*** Opening of Data excerpts ***
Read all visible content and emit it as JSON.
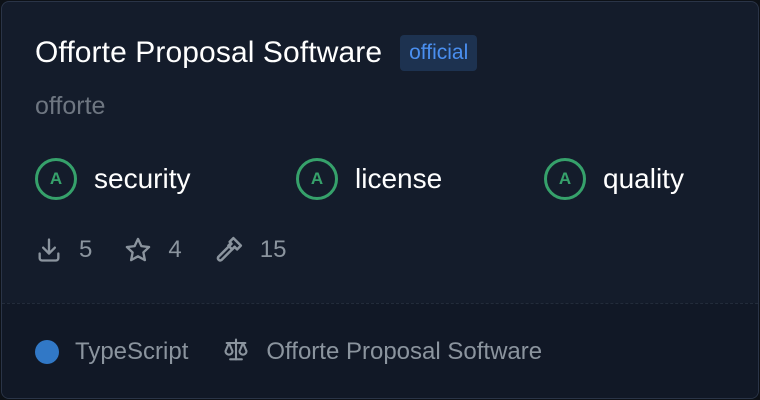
{
  "package": {
    "title": "Offorte Proposal Software",
    "badge": "official",
    "publisher": "offorte"
  },
  "scores": [
    {
      "grade": "A",
      "label": "security"
    },
    {
      "grade": "A",
      "label": "license"
    },
    {
      "grade": "A",
      "label": "quality"
    }
  ],
  "stats": {
    "downloads": "5",
    "stars": "4",
    "tools": "15"
  },
  "footer": {
    "language": "TypeScript",
    "language_color": "#3178c6",
    "license": "Offorte Proposal Software"
  },
  "colors": {
    "score_green": "#36a16b",
    "badge_blue": "#4a8ff0",
    "card_bg": "#141c2b"
  },
  "icons": {
    "downloads": "download-icon",
    "stars": "star-icon",
    "tools": "hammer-icon",
    "license": "scale-icon"
  }
}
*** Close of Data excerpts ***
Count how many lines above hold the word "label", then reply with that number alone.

Exercise output → 3